- How much of what is expressed is memorized (e.g., immediate or delayed echoed speech) rather than messages that are created in the moment to fit each new situation?
- How understandable is the spoken language to adults and children who see your child quite often versus to strangers or family members who rarely see him or her?
Means/Interest/Effectiveness of Communication
- How interested is your child in communicating or interacting with others?
- Who are his or her typical communication partners?
- How often during the course of the day does he or she communicate with someone?
- Is there a difference between what he or she can express and what he or she appears to understand?
- Is your child able to make requests, refuse, ask questions, comment, share information, and/or engage in simple conversations?
- Does your child primarily communicate using speech, gestures, sign language, picture exchange, or communication displays/ devices?
- Does he or she initiate interaction, or does he or she need cues or prompts?
- Regardless of what method is used, how effective is he or she at getting his or her messages understood?
- Are there situations where behavior challenges occur because of your child's limitation in communication skills? What situations are most difficult?
Depending on the team composition, the questions about play behavior may be asked by team member other than the speech pathologist.
- Name some of your child's favorite toys, his or her favorite solitary play activities, and his or her favorite play activities with you.
- Describe how your child currently plays and how he or she had played in the past. Consider the following:
- Does he or she play with the toy the way you expected?
- Does or did your child ever perform the same action pattern with a particular toy day after day with almost no variation? For example, he may have pushed a specific car along the same route across the floor on a daily basis.

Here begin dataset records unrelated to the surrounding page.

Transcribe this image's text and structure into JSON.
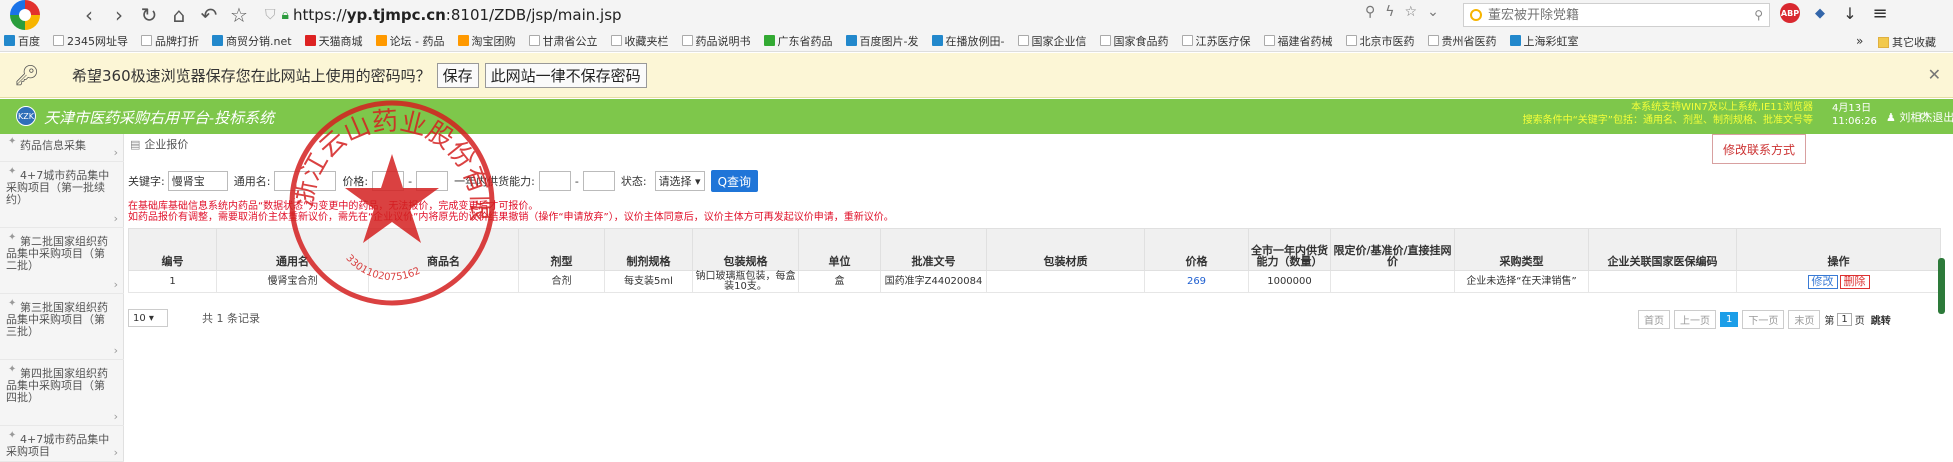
{
  "browser": {
    "url_prefix": "https://",
    "url_host": "yp.tjmpc.cn",
    "url_rest": ":8101/ZDB/jsp/main.jsp",
    "search_placeholder": "董宏被开除党籍",
    "bookmarks": [
      "百度",
      "2345网址导",
      "品牌打折",
      "商贸分销.net",
      "天猫商城",
      "论坛 - 药品",
      "淘宝团购",
      "甘肃省公立",
      "收藏夹栏",
      "药品说明书",
      "广东省药品",
      "百度图片-发",
      "在播放例田-",
      "国家企业信",
      "国家食品药",
      "江苏医疗保",
      "福建省药械",
      "北京市医药",
      "贵州省医药",
      "上海彩虹室"
    ],
    "bookmarks_more": "»",
    "bookmarks_other": "其它收藏",
    "password_prompt": "希望360极速浏览器保存您在此网站上使用的密码吗？",
    "save_label": "保存",
    "never_label": "此网站一律不保存密码",
    "close_glyph": "✕"
  },
  "app": {
    "logo_text": "KZK",
    "system_name": "天津市医药采购右用平台-投标系统",
    "notice_line1": "本系统支持WIN7及以上系统,IE11浏览器",
    "notice_line2": "搜索条件中“关键字”包括：通用名、剂型、制剂规格、批准文号等",
    "date": "4月13日",
    "time": "11:06:26",
    "user": "刘相杰",
    "logout": "退出"
  },
  "sidebar": {
    "items": [
      {
        "label": "药品信息采集"
      },
      {
        "label": "4+7城市药品集中采购项目（第一批续约）"
      },
      {
        "label": "第二批国家组织药品集中采购项目（第二批）"
      },
      {
        "label": "第三批国家组织药品集中采购项目（第三批）"
      },
      {
        "label": "第四批国家组织药品集中采购项目（第四批）"
      },
      {
        "label": "4+7城市药品集中采购项目"
      }
    ]
  },
  "main": {
    "tab_label": "企业报价",
    "contact_btn": "修改联系方式",
    "filters": {
      "keyword_label": "关键字:",
      "keyword_value": "慢肾宝",
      "generic_label": "通用名:",
      "price_label": "价格:",
      "dash": "-",
      "capacity_label": "一年内供货能力:",
      "status_label": "状态:",
      "status_value": "请选择",
      "query_label": "Q查询"
    },
    "warn_line1": "在基础库基础信息系统内药品“数据状态”为变更中的药品，无法报价，完成变更后才可报价。",
    "warn_line2": "如药品报价有调整，需要取消价主体重新议价，需先在“企业议价”内将原先的议价结果撤销（操作“申请放弃”），议价主体同意后，议价主体方可再发起议价申请，重新议价。",
    "columns": [
      "编号",
      "通用名",
      "商品名",
      "剂型",
      "制剂规格",
      "包装规格",
      "单位",
      "批准文号",
      "包装材质",
      "价格",
      "全市一年内供货能力（数量）",
      "限定价/基准价/直接挂网价",
      "采购类型",
      "企业关联国家医保编码",
      "操作"
    ],
    "rows": [
      {
        "no": "1",
        "generic": "慢肾宝合剂",
        "trade": "",
        "form": "合剂",
        "spec": "每支装5ml",
        "pack": "钠口玻璃瓶包装，每盒装10支。",
        "unit": "盒",
        "approval": "国药准字Z44020084",
        "material": "",
        "price": "269",
        "capacity": "1000000",
        "limit": "",
        "ptype": "企业未选择“在天津销售”",
        "code": "",
        "edit": "修改",
        "delete": "删除"
      }
    ],
    "page_size": "10",
    "total": "共 1 条记录",
    "pager": {
      "first": "首页",
      "prev": "上一页",
      "current": "1",
      "next": "下一页",
      "last": "末页",
      "page_prefix": "第",
      "page_value": "1",
      "page_suffix": "页",
      "go": "跳转"
    }
  },
  "seal": {
    "outer_text": "浙江云山药业股份有限公司",
    "number": "3301102075162"
  }
}
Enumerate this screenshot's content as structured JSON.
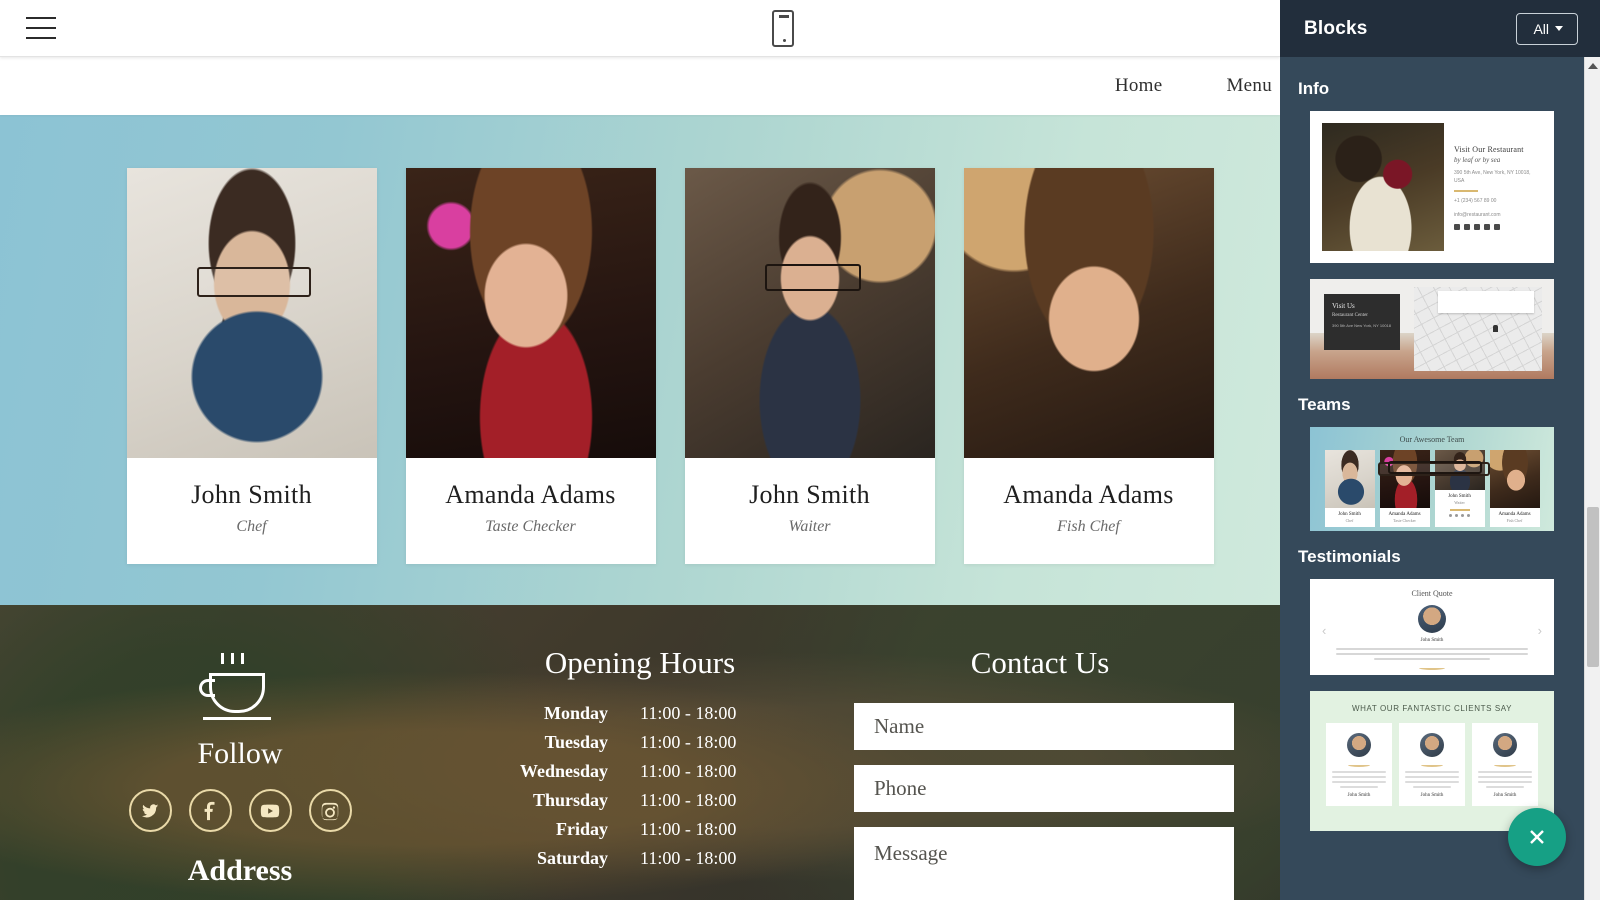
{
  "builder": {
    "toolbar": {
      "menu_icon": "hamburger-menu-icon",
      "device_icon": "mobile-preview-icon"
    },
    "panel": {
      "title": "Blocks",
      "filter_label": "All",
      "filter_caret": "chevron-down-icon",
      "close_label": "×",
      "groups": [
        {
          "name": "Info",
          "blocks": [
            {
              "id": "info-restaurant",
              "heading": "Visit Our Restaurant",
              "subheading": "by leaf or by sea",
              "address": "390 5th Ave, New York, NY 10018, USA",
              "phone": "+1 (234) 567 89 00",
              "email": "info@restaurant.com"
            },
            {
              "id": "info-map",
              "heading": "Visit Us",
              "subheading": "Restaurant Center",
              "address": "390 5th Ave New York, NY 10018"
            }
          ]
        },
        {
          "name": "Teams",
          "blocks": [
            {
              "id": "team-awesome",
              "heading": "Our Awesome Team",
              "members": [
                {
                  "name": "John Smith",
                  "role": "Chef"
                },
                {
                  "name": "Amanda Adams",
                  "role": "Taste Checker"
                },
                {
                  "name": "John Smith",
                  "role": "Waiter"
                },
                {
                  "name": "Amanda Adams",
                  "role": "Fish Chef"
                }
              ]
            }
          ]
        },
        {
          "name": "Testimonials",
          "blocks": [
            {
              "id": "testimonial-quote",
              "heading": "Client Quote",
              "author": "John Smith",
              "prev_icon": "chevron-left-icon",
              "next_icon": "chevron-right-icon"
            },
            {
              "id": "testimonial-clients",
              "heading": "WHAT OUR FANTASTIC CLIENTS SAY",
              "cards": [
                {
                  "author": "John Smith"
                },
                {
                  "author": "John Smith"
                },
                {
                  "author": "John Smith"
                }
              ]
            }
          ]
        }
      ]
    }
  },
  "site": {
    "nav": {
      "items": [
        {
          "label": "Home"
        },
        {
          "label": "Menu"
        }
      ]
    },
    "team_section": {
      "members": [
        {
          "name": "John Smith",
          "role": "Chef"
        },
        {
          "name": "Amanda Adams",
          "role": "Taste Checker"
        },
        {
          "name": "John Smith",
          "role": "Waiter"
        },
        {
          "name": "Amanda Adams",
          "role": "Fish Chef"
        }
      ]
    },
    "footer": {
      "logo_icon": "coffee-cup-logo-icon",
      "follow_title": "Follow",
      "address_title": "Address",
      "socials": [
        {
          "name": "twitter-icon"
        },
        {
          "name": "facebook-icon"
        },
        {
          "name": "youtube-icon"
        },
        {
          "name": "instagram-icon"
        }
      ],
      "hours_title": "Opening Hours",
      "hours": [
        {
          "day": "Monday",
          "time": "11:00 - 18:00"
        },
        {
          "day": "Tuesday",
          "time": "11:00 - 18:00"
        },
        {
          "day": "Wednesday",
          "time": "11:00 - 18:00"
        },
        {
          "day": "Thursday",
          "time": "11:00 - 18:00"
        },
        {
          "day": "Friday",
          "time": "11:00 - 18:00"
        },
        {
          "day": "Saturday",
          "time": "11:00 - 18:00"
        }
      ],
      "contact_title": "Contact Us",
      "fields": [
        {
          "placeholder": "Name"
        },
        {
          "placeholder": "Phone"
        },
        {
          "placeholder": "Message"
        }
      ]
    }
  },
  "colors": {
    "panel_bg": "#35495a",
    "panel_header_bg": "#222e3c",
    "accent_teal": "#16a085",
    "gradient_start": "#8cc3d4",
    "gradient_end": "#cfe9dc",
    "gold": "#e9d9a8"
  }
}
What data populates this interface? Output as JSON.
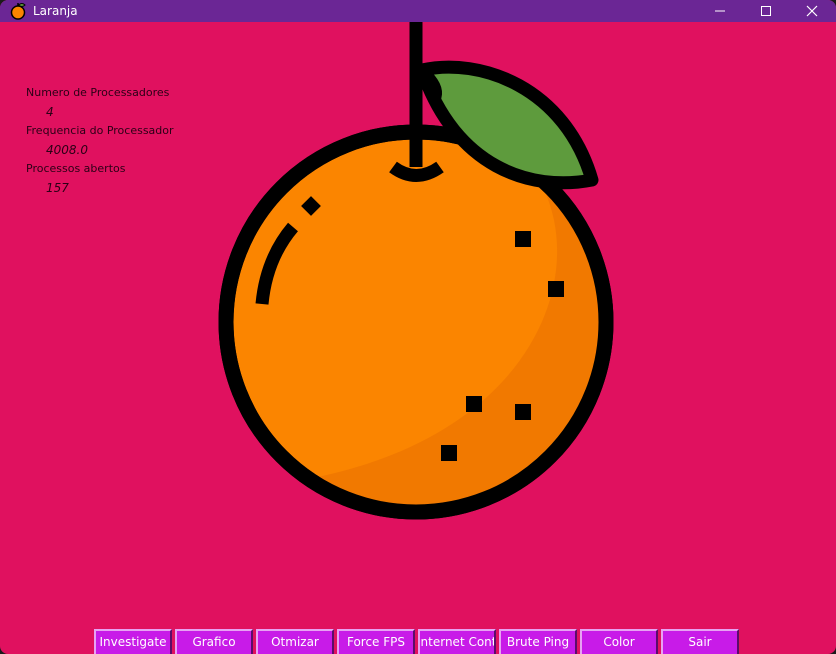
{
  "window": {
    "title": "Laranja"
  },
  "icons": {
    "app": "orange-icon",
    "minimize": "minimize-icon",
    "maximize": "maximize-icon",
    "close": "close-icon",
    "art": "orange-fruit-illustration"
  },
  "colors": {
    "background": "#e0115f",
    "titlebar": "#6b2695",
    "button": "#c81be8",
    "orange": "#fb8500",
    "orange_shade": "#ef7800",
    "leaf": "#5e9b3d",
    "outline": "#000000"
  },
  "info": {
    "cpu_count_label": "Numero de Processadores",
    "cpu_count_value": "4",
    "cpu_freq_label": "Frequencia do Processador",
    "cpu_freq_value": "4008.0",
    "open_processes_label": "Processos abertos",
    "open_processes_value": "157"
  },
  "toolbar": {
    "buttons": [
      {
        "label": "Investigate"
      },
      {
        "label": "Grafico"
      },
      {
        "label": "Otmizar"
      },
      {
        "label": "Force FPS"
      },
      {
        "label": "Internet Control"
      },
      {
        "label": "Brute Ping"
      },
      {
        "label": "Color"
      },
      {
        "label": "Sair"
      }
    ]
  }
}
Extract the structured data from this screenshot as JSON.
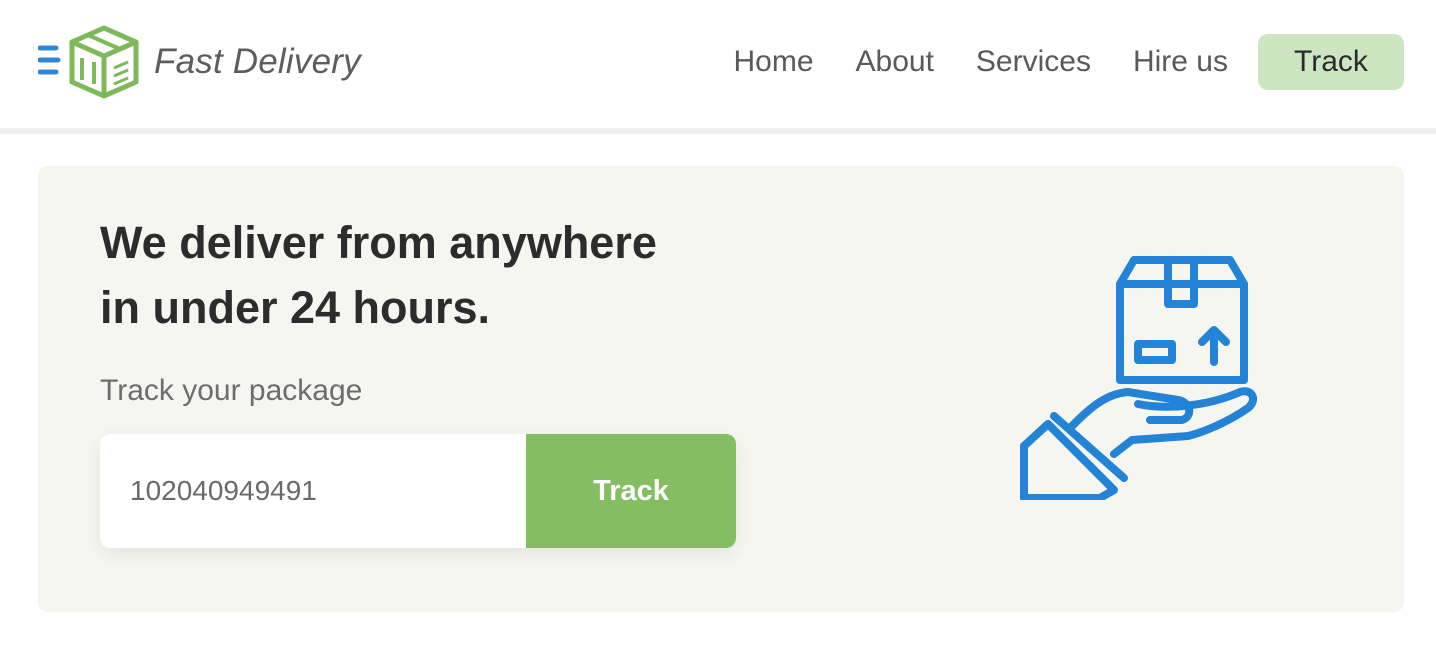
{
  "brand": {
    "name": "Fast Delivery",
    "logo_icon": "box-logo-icon",
    "logo_color": "#7db95a",
    "speed_lines_color": "#2f86d6"
  },
  "nav": {
    "links": [
      "Home",
      "About",
      "Services",
      "Hire us"
    ],
    "track_label": "Track",
    "track_bg": "#cde6c1"
  },
  "hero": {
    "title_line1": "We deliver from anywhere",
    "title_line2": "in under 24 hours.",
    "track_label": "Track your package",
    "input_value": "102040949491",
    "button_label": "Track",
    "button_color": "#85bd63",
    "background": "#f4f6ef",
    "illustration_icon": "hand-holding-package-icon",
    "illustration_color": "#2383d6"
  }
}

- Does or has your child spent considerable time spinning objects, lining them up in rows, sorting them into piles, or waving them in front of his or her eyes?
- Does your child have any unusual objects that he or she prefers for playtime?
- Does any pretend play occur? What does your child pretend to do and is it something that has been taught by someone or learned from a video?
- Does your child like physical play such as wrestling, chasing, or being tickled?
- Describe the way your child currently spends playtime. Consider the following:
- How much of play time is spent wandering the house or a particular room and not knowing how to get involved with some toys?
- How much time is spent quietly sitting somewhere or laying on the floor without getting involved in some play?
- How much of playtime is spent climbing, jumping or spinning him or herself?
- How much of playtime is spent looking at books by him or herself?
- How much of playtime is spent watching videos or TV?
- How much of playtime is spent playing with the computer?
- How much of playtime is spent being alone versus interacting with adults, peers, or siblings?
- How often does he or she seek out someone else to play with him or her?
When a child is assessed or evaluated for communication skills, the types of questions asked may vary by the purpose and the circumstances associated with the assessment/evaluation. The purpose of this article is to give parents some advance knowledge about questions that might be asked. This will allow parents to reflect and scan their memories for information that might otherwise be difficult to retrieve in the moment during an interview.
Vicker, B. (2003). Assessment day: Questions about the communiction development of your young child with an Autism Spectrum Disorder. The Reporter, 8(2), 18-21.